Art & Commerce: Ready to Rumble?

GM’s decision could redefine planning’s place
The World Wrestling Federation’s brutal charm is built in no small measure on the fact that matches go on forever.
Protagonists are always bouncing up off the mat after a vicious beating, ready to resume the fight. This is not new: It is an axiom of storytelling that conflict compels; but drawn-out battles between equals who pound away at each other compels us the most.
Like wrestlers, full-service shops and media agencies are locked in an epic battle over strategic media planning, hurling each other around and snarling about who’s got the biggest muscles.

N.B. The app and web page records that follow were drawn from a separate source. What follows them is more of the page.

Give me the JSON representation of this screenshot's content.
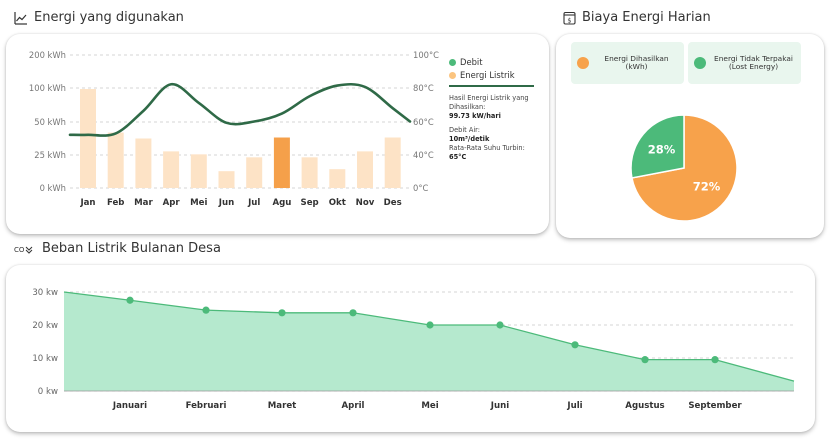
{
  "energi": {
    "title": "Energi yang digunakan",
    "legend": {
      "debit": "Debit",
      "energi_listrik": "Energi Listrik"
    },
    "info": {
      "hasil_label": "Hasil Energi Listrik yang Dihasilkan:",
      "hasil_value": "99.73 kW/hari",
      "debit_label": "Debit Air:",
      "debit_value": "10m³/detik",
      "suhu_label": "Rata-Rata Suhu Turbin:",
      "suhu_value": "65°C"
    }
  },
  "biaya": {
    "title": "Biaya Energi Harian",
    "legend": {
      "dihasilkan": "Energi Dihasilkan (kWh)",
      "tidak_terpakai": "Energi Tidak Terpakai (Lost Energy)"
    }
  },
  "beban": {
    "title": "Beban Listrik  Bulanan Desa"
  },
  "chart_data": [
    {
      "type": "bar",
      "categories": [
        "Jan",
        "Feb",
        "Mar",
        "Apr",
        "Mei",
        "Jun",
        "Jul",
        "Agu",
        "Sep",
        "Okt",
        "Nov",
        "Des"
      ],
      "series": [
        {
          "name": "Energi Listrik",
          "values": [
            100,
            56,
            50,
            37,
            34,
            17,
            31,
            51,
            31,
            19,
            37,
            51
          ]
        },
        {
          "name": "Debit",
          "type": "line",
          "axis": "right",
          "values": [
            40,
            41,
            58,
            78,
            64,
            49,
            50,
            56,
            69,
            77,
            76,
            60
          ]
        }
      ],
      "highlight_index": 7,
      "yticks_left": [
        "0 kWh",
        "25 kWh",
        "50 kWh",
        "100 kWh",
        "200 kWh"
      ],
      "yticks_right": [
        "0°C",
        "20°C",
        "40°C",
        "60°C",
        "80°C",
        "100°C"
      ],
      "ylim_left": [
        0,
        100
      ],
      "ylim_right": [
        0,
        100
      ],
      "grid": true,
      "colors": {
        "bar": "#fde3c6",
        "bar_highlight": "#f5a04a",
        "line": "#2f6a47"
      }
    },
    {
      "type": "pie",
      "labels": [
        "Energi Dihasilkan (kWh)",
        "Energi Tidak Terpakai (Lost Energy)"
      ],
      "values": [
        72,
        28
      ],
      "value_labels": [
        "72%",
        "28%"
      ],
      "colors": [
        "#f7a24b",
        "#4cba7a"
      ]
    },
    {
      "type": "area",
      "categories": [
        "Januari",
        "Februari",
        "Maret",
        "April",
        "Mei",
        "Juni",
        "Juli",
        "Agustus",
        "September"
      ],
      "values": [
        27.5,
        24.5,
        23.7,
        23.7,
        20,
        20,
        14,
        9.5,
        9.5
      ],
      "start_value": 30,
      "end_value": 3,
      "yticks": [
        "0 kw",
        "10 kw",
        "20 kw",
        "30 kw"
      ],
      "ylim": [
        0,
        30
      ],
      "grid": true,
      "colors": {
        "fill": "#b5e9ce",
        "line": "#4cba7a",
        "point": "#4cba7a"
      }
    }
  ]
}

With the announcement last week that General Motors is taking planning away from 17 line agencies and consolidating it at Starcom MediaVest Group, media agencies are, for now, kings of the ring.
GM’s decision has far more impact than a mere buying consolidation. It validates the idea that strategic media planning is not a full-service shop’s birthright–and coming from the world’s largest advertiser, that’s a powerful validation.

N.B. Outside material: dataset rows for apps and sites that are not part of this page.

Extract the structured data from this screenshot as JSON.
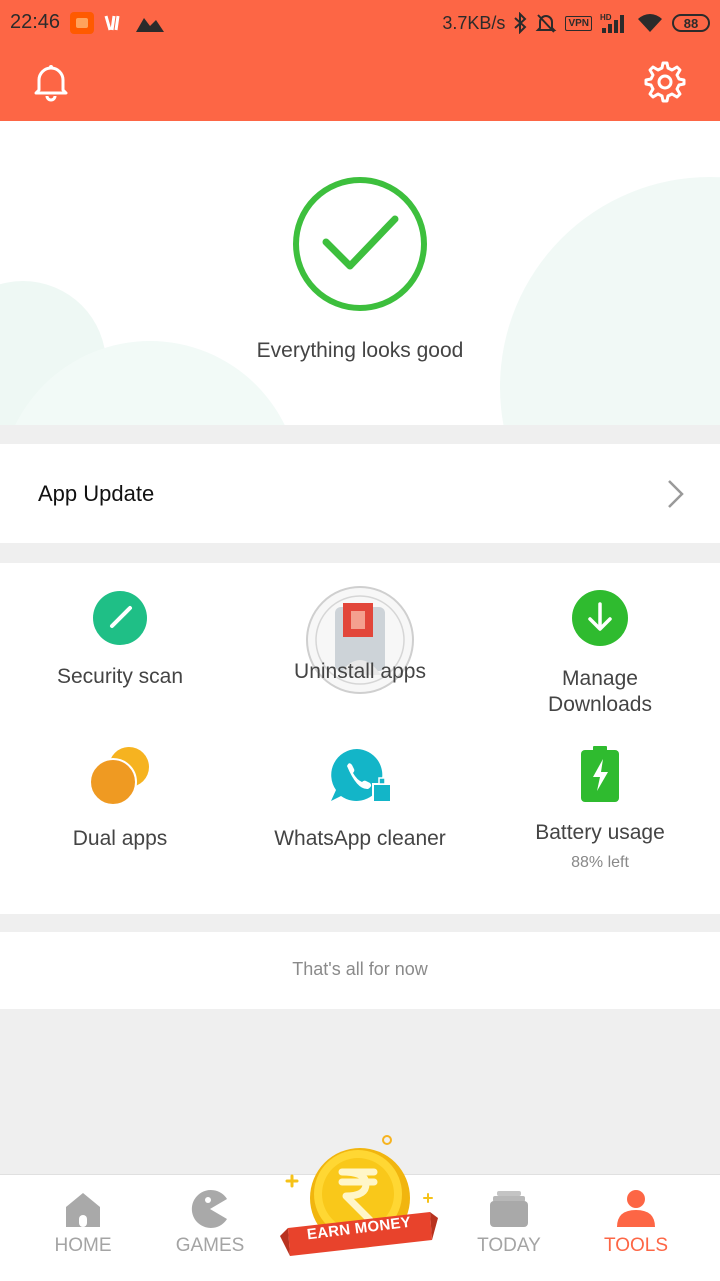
{
  "status_bar": {
    "time": "22:46",
    "net_speed": "3.7KB/s",
    "vpn": "VPN",
    "battery": "88"
  },
  "header": {
    "left_icon": "bell-icon",
    "right_icon": "gear-icon",
    "color": "#fd6645"
  },
  "hero": {
    "message": "Everything looks good",
    "check_color": "#3dbf3d"
  },
  "app_update": {
    "label": "App Update"
  },
  "tools": [
    {
      "label": "Security scan",
      "icon": "security-scan-icon"
    },
    {
      "label": "Uninstall apps",
      "icon": "uninstall-apps-icon"
    },
    {
      "label": "Manage Downloads",
      "icon": "download-icon"
    },
    {
      "label": "Dual apps",
      "icon": "dual-apps-icon"
    },
    {
      "label": "WhatsApp cleaner",
      "icon": "whatsapp-cleaner-icon"
    },
    {
      "label": "Battery usage",
      "sub": "88% left",
      "icon": "battery-icon"
    }
  ],
  "footer_note": "That's all for now",
  "bottom_nav": {
    "items": [
      {
        "label": "HOME",
        "icon": "home-icon"
      },
      {
        "label": "GAMES",
        "icon": "games-icon"
      },
      {
        "label": "EARN MONEY",
        "icon": "rupee-coin-icon"
      },
      {
        "label": "TODAY",
        "icon": "today-icon"
      },
      {
        "label": "TOOLS",
        "icon": "tools-person-icon",
        "active": true
      }
    ],
    "active_color": "#fd6645"
  }
}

More to the point, tens of millions of dollars in revenue will now move from full-service shops, which would call themselves “faces” or good guys in wrestling terms, to a media specialist. Brand shops would deem Starcom a “heel,” or bad guy, in grappling parlance.
I’ve had several nervous calls from big agency, full-service media directors about this situation. They glumly agree that their self-proclaimed role as planning champions has taken a hard hit. The review also is likely to fuel smaller shops’ apprehension about their chances of survival if they don’t align themselves with big media agencies.

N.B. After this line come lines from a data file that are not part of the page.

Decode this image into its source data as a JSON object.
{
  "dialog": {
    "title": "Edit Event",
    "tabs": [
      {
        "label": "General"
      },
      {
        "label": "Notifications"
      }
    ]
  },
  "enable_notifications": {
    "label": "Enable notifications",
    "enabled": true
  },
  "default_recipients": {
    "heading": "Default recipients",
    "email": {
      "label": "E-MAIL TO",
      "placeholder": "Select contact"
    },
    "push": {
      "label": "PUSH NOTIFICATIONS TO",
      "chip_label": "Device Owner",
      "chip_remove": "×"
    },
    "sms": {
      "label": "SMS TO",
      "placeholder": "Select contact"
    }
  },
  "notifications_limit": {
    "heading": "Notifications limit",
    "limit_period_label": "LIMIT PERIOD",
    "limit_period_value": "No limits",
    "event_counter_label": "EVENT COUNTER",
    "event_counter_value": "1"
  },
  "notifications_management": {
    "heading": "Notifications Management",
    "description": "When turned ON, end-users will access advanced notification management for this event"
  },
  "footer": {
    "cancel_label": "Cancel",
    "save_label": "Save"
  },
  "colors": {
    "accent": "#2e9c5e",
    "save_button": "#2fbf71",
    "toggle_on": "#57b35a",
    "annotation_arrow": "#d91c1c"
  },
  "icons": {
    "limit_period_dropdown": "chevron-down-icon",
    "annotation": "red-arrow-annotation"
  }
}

Until the GM review, the media agencies seemed to be in a submission hold. Full-service shops pinned their rivals in several high-profile reviews. I had calls from media directors about it. All gleefully agreed that media agencies’ role as planning champions was a hollow boast.
But those were buying only or planning and buying contests, not pure planning competitions. This time, the client didn’t want to hear from its lead shops; it went straight for the media specialists.
In fact, while it’s not rare, it is unusual for an advertiser to have a planning-only review. And GM’s thrown a new wrinkle into the game–rather than move media planning to a buying agency, or assign planning to an existing shop, it’s creating a new, planning-specific entity tentatively called Planworks. In any case, breaking out the planning function flies in the face of tradition: That the ideal scenario is to house both functions at the same entity.
The arrival of Planworks on the ad agency landscape also weakens the claim that strategic development is an intrinsic function of an agency responsible for brand advertising. It opens the door to new ideas about how and where clients can receive this critical counsel.
Some predict a flood of planning-only experimentation will follow Planworks’ debut. Some don’t.
Historically, imitation is the sincerest form of advertising. If that happens, the ring will be filled with tag teams of planning and buying specialists.
Get ready to rumble. K